HVAC Maintenance Plan Retention Program

4 Questions to Start Your Spring – The Answers Might Surprise You

February and March.  These can be “bad words” in our industry.  We generally celebrate when either one, or both, of these months are over.  Take this slower time to get ready for a strong spring and summer season.  When April/May hits, it’s probably too late to get started.

What would make this spring different than those in the past?

First, know where you are starting:

  1. How many maintenance plans do you have?
  2. What is your renewal rate?
  3. How many new maintenance clients do you enroll as a percentage of the non-maintenance customers you visit?
  4. How many replacement leads do you get from maintenance and non-maintenance customers?

Let’s answer each question:

  1. How many maintenance plans do you have?

The answer to this question might not be as easy as you think. If you said, “I’ll just look at my software,” you might not be getting the true story.

I’ve seen so many systems where the maintenance plans have not been entered correctly so that you get accurate data out.  And, how do you know that the number of maintenance clients your software says you have is the right number?  How many are up for renewal?  How many have NOT been renewed?  And, what happened with those customers who were up for renewal last month and didn’t renew?  Did the software automatically drop them off the list?

Getting the real answer might take auditing the software against the actual maintenance program enrollment forms.  It’s worth checking.

  1. What is your renewal rate?

It makes absolutely no sense to enroll 100 new maintenance clients and lose 40 who don’t renew the next year.  You can be almost sure that this will happen if you enroll a customer because of a large repair bill and never talk to that customer during the year to subtly remind them the benefits of maintenance.

Your renewal rate should be 80% or higher.  A few of the contractors I work with have renewal rates over 90%.  The people who don’t renew are usually those who move or pass away.

If your renewal rate is less than 80%, the goal should be to get the renewal rate to at least 80% or higher in 2019.  Talk with your clients – through emails, through postcards, through newsletters, etc.  If you don’t want to do it yourself, check out our maintenance retention program. We’ve got a “made for you” program that you don’t have to think about.  It automatically communicates each month. Here is a timeline of the program:

Also, remember to put stickers on the indoor and outdoor units as well as on the breaker box.  You want your company name and phone number to be seen if there is a problem!

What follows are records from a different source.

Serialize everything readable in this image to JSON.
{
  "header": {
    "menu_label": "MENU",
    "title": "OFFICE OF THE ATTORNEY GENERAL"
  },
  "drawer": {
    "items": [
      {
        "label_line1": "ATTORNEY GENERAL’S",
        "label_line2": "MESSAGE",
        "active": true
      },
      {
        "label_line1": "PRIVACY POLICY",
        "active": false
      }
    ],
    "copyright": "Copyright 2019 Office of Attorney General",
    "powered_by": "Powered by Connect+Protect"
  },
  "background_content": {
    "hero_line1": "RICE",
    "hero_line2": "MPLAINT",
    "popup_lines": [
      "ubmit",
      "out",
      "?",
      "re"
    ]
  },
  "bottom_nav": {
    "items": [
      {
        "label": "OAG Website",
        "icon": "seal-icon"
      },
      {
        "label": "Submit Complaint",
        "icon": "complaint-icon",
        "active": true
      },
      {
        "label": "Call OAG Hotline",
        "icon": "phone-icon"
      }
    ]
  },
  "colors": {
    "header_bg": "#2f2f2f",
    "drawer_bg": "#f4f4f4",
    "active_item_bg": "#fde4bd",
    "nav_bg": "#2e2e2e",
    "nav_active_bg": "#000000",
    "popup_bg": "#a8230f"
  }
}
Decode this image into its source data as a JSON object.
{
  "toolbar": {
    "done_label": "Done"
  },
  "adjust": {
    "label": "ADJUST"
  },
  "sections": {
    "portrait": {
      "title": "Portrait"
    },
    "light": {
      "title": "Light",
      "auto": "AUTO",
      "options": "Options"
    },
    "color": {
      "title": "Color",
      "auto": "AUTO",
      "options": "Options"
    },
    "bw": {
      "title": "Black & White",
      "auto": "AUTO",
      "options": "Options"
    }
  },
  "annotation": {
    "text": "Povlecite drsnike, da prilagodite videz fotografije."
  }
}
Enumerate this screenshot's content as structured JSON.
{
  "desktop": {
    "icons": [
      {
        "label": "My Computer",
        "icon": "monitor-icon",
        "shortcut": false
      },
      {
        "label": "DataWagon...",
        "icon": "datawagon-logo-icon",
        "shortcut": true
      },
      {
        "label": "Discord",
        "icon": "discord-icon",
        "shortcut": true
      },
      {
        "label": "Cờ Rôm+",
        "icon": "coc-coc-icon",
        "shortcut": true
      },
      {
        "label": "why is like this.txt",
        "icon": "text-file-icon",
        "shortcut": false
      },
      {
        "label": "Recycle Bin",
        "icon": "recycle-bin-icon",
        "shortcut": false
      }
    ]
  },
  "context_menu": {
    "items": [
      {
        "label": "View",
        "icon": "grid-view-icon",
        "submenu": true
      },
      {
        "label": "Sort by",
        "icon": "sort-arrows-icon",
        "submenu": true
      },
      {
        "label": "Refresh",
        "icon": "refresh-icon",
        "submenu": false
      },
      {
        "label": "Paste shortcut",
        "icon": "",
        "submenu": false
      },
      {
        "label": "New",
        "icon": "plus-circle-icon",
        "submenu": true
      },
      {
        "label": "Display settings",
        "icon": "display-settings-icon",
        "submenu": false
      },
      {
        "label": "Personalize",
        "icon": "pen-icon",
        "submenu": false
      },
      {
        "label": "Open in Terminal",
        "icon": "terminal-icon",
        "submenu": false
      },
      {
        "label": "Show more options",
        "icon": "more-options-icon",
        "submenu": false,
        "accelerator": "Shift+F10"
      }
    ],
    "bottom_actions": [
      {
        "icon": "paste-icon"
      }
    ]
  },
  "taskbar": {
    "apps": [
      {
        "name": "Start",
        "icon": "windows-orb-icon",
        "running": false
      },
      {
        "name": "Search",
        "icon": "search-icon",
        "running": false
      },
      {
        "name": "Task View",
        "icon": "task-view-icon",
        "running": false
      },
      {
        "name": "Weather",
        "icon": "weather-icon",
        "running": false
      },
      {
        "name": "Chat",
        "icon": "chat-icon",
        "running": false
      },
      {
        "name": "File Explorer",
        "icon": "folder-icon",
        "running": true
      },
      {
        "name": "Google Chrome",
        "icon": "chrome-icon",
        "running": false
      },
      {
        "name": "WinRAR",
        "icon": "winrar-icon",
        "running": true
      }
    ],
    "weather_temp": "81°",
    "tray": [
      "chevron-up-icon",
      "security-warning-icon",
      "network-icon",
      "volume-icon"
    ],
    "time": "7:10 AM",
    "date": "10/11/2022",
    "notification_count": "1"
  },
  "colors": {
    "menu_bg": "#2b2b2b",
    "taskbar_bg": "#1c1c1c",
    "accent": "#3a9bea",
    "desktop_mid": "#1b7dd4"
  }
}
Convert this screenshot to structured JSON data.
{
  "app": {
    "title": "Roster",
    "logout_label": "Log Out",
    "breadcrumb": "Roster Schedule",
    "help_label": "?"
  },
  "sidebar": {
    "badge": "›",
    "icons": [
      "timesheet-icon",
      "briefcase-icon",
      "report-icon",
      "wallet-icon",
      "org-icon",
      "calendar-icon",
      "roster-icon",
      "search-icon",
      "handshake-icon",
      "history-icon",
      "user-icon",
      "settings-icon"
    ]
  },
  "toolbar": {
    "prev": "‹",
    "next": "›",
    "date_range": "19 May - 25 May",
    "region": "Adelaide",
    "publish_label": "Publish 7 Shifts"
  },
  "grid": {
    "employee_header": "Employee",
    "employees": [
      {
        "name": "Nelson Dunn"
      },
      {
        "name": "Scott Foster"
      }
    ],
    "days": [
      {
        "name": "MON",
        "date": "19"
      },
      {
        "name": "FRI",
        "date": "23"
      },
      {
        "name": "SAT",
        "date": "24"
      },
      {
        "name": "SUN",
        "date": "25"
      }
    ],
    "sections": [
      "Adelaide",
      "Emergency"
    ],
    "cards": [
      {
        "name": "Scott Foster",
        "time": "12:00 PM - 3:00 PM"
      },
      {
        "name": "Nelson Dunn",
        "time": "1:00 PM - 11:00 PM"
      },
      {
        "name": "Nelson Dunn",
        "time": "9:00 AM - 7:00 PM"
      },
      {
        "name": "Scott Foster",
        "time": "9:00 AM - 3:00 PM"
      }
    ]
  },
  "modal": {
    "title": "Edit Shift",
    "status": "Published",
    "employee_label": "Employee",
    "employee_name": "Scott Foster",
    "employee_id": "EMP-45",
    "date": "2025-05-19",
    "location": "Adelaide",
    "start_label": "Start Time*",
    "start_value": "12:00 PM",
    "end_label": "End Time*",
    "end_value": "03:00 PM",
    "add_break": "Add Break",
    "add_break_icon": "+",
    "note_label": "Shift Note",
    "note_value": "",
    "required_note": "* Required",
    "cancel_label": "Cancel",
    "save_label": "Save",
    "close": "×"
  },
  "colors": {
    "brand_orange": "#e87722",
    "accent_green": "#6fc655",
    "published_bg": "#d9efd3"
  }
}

Customers should also have jar openers, magnets, chip clips, pizza cutters, or other giveaways that stay in the kitchen and get used. All of these items should have your company name, phone number, and website address on them.

  1. How many new maintenance clients do you enroll as a percentage of the non-maintenance customers you visit?

If you know that, on average, you visit 10 non-maintenance customers and enroll three of them, then about 30% of your non-maintenance customers will enroll in your maintenance plan.  Also look at this statistic by technician.  If there are some technicians better at enrolling than others, make sure those technicians go to the customers who don’t own maintenance plans!

  1. How many replacement leads do you get from maintenance and non-maintenance customers?

If you are not getting any leads from your service technicians’ visits to homes and offices, you have a major problem.  Your service technicians are your eyes and ears in homes and offices.  They are considered the experts. Hopefully they believe in high efficiency equipment and not fixing parts (I knew a technician who used to file the points on contactors rather than replace them!).

Technicians should provide replacement leads. You should know how many leads are generated from how many calls the technician ran.  Again, if you have great lead generating technicians you should send them on the older equipment calls.

Your sales people should close 80% or higher of the maintenance leads they receive.  The closing ratio will be lower for non-customers and customers who do not own maintenance plans.

Once you know the answers to these questions you can decide whether you like the numbers or need to improve them. 

Now, let’s look at a fun way to kick off spring.  Let’s start with a story of a contractor I worked with:

February was this contractor’s worst month of the year.  We decided to do something about it.  We looked at the February monthly revenue for the past three years.  Then we chose a minimum revenue goal that was a stretch but not impossible to attain.

We presented the idea to the entire team.  We told them what the numbers had been in the previous years.  Then we asked them what they thought the company could do if everyone pitched in and came up with ideas that could be executed.  (We didn’t tell them what we came up with). The group came up with a higher revenue number than we were willing to accept.  It was a stretch but no one thought it was impossible to achieve.

Assuming the company reached the goal, the owner would take everyone and their spouses/significant others out for a steak dinner at a great steak restaurant in town.  And, the company paid for the babysitters…so that everyone could go and enjoy an evening out.

What happened?  Everyone came up with ideas and leads.  They were implemented and great results occurred. The company met the goal and everyone had a fun evening out.

So, choose the month of March or even a three month goal.  Have the prize be a steak dinner or a monetary prize or something else.  It’s your choice.  Just make sure that all of your employees have input and believe that the goal can be met.  If you are like most contractors I’ve done this contest with, you’ll be shocked at who comes up with the greatest ideas and how motivated everyone can get.

It’s a fun way to start the spring…and increase revenues at the same time.